_About this exercise_.
Set down a true copy of the data, with all pictures left out.

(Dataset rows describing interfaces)
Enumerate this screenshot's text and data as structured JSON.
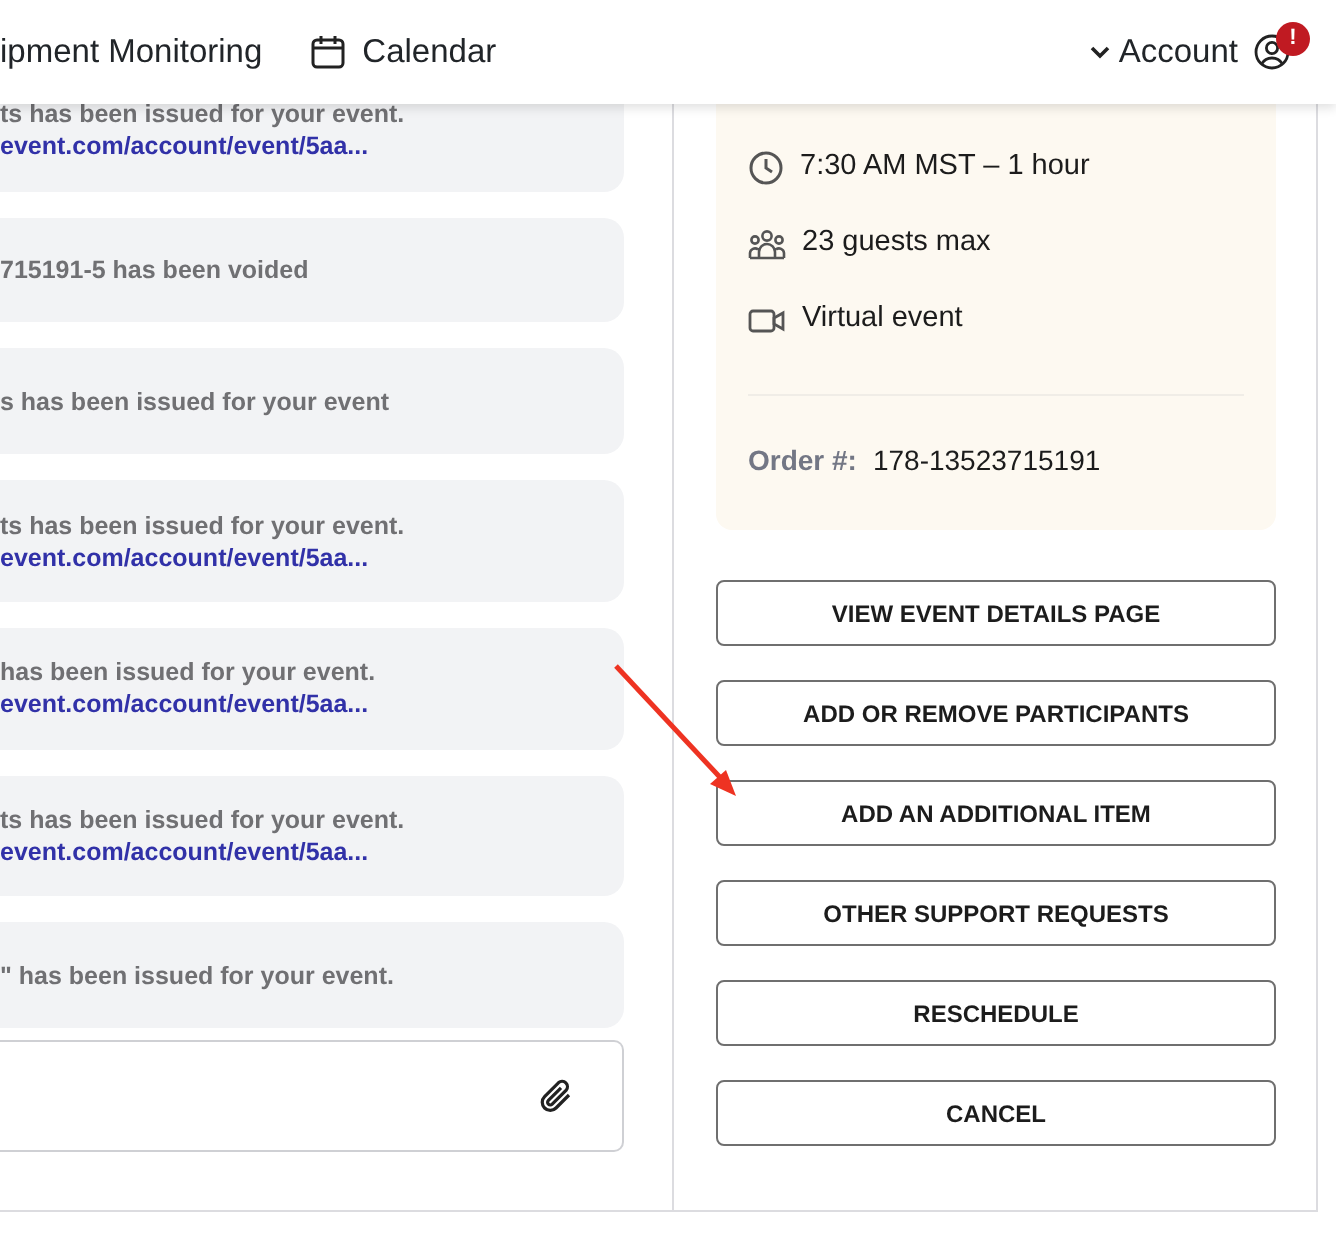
{
  "nav": {
    "items": [
      {
        "label": "ipment Monitoring",
        "kind": "plain"
      },
      {
        "label": "Calendar",
        "kind": "calendar"
      }
    ],
    "account": {
      "label": "Account",
      "alert": "!"
    }
  },
  "messages": [
    {
      "text": "ts has been issued for your event.",
      "link": "event.com/account/event/5aa..."
    },
    {
      "text": "715191-5 has been voided"
    },
    {
      "text": "s has been issued for your event"
    },
    {
      "text": "ts has been issued for your event.",
      "link": "event.com/account/event/5aa..."
    },
    {
      "text": "has been issued for your event.",
      "link": "event.com/account/event/5aa..."
    },
    {
      "text": "ts has been issued for your event.",
      "link": "event.com/account/event/5aa..."
    },
    {
      "text": "\" has been issued for your event."
    }
  ],
  "event": {
    "details": [
      {
        "kind": "clock",
        "text": "7:30 AM MST – 1 hour"
      },
      {
        "kind": "guests",
        "text": "23 guests max"
      },
      {
        "kind": "video",
        "text": "Virtual event"
      }
    ],
    "order_label": "Order #:",
    "order_number": "178-13523715191"
  },
  "actions": [
    "VIEW EVENT DETAILS PAGE",
    "ADD OR REMOVE PARTICIPANTS",
    "ADD AN ADDITIONAL ITEM",
    "OTHER SUPPORT REQUESTS",
    "RESCHEDULE",
    "CANCEL"
  ]
}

_Solved problem_.
Enumerate this screenshot's text and data as structured JSON.
{
  "nav": {
    "items": [
      {
        "label": "ipment Monitoring",
        "kind": "plain"
      },
      {
        "label": "Calendar",
        "kind": "calendar"
      }
    ],
    "account": {
      "label": "Account",
      "alert": "!"
    }
  },
  "messages": [
    {
      "text": "ts has been issued for your event.",
      "link": "event.com/account/event/5aa..."
    },
    {
      "text": "715191-5 has been voided"
    },
    {
      "text": "s has been issued for your event"
    },
    {
      "text": "ts has been issued for your event.",
      "link": "event.com/account/event/5aa..."
    },
    {
      "text": "has been issued for your event.",
      "link": "event.com/account/event/5aa..."
    },
    {
      "text": "ts has been issued for your event.",
      "link": "event.com/account/event/5aa..."
    },
    {
      "text": "\" has been issued for your event."
    }
  ],
  "event": {
    "details": [
      {
        "kind": "clock",
        "text": "7:30 AM MST – 1 hour"
      },
      {
        "kind": "guests",
        "text": "23 guests max"
      },
      {
        "kind": "video",
        "text": "Virtual event"
      }
    ],
    "order_label": "Order #:",
    "order_number": "178-13523715191"
  },
  "actions": [
    "VIEW EVENT DETAILS PAGE",
    "ADD OR REMOVE PARTICIPANTS",
    "ADD AN ADDITIONAL ITEM",
    "OTHER SUPPORT REQUESTS",
    "RESCHEDULE",
    "CANCEL"
  ]
}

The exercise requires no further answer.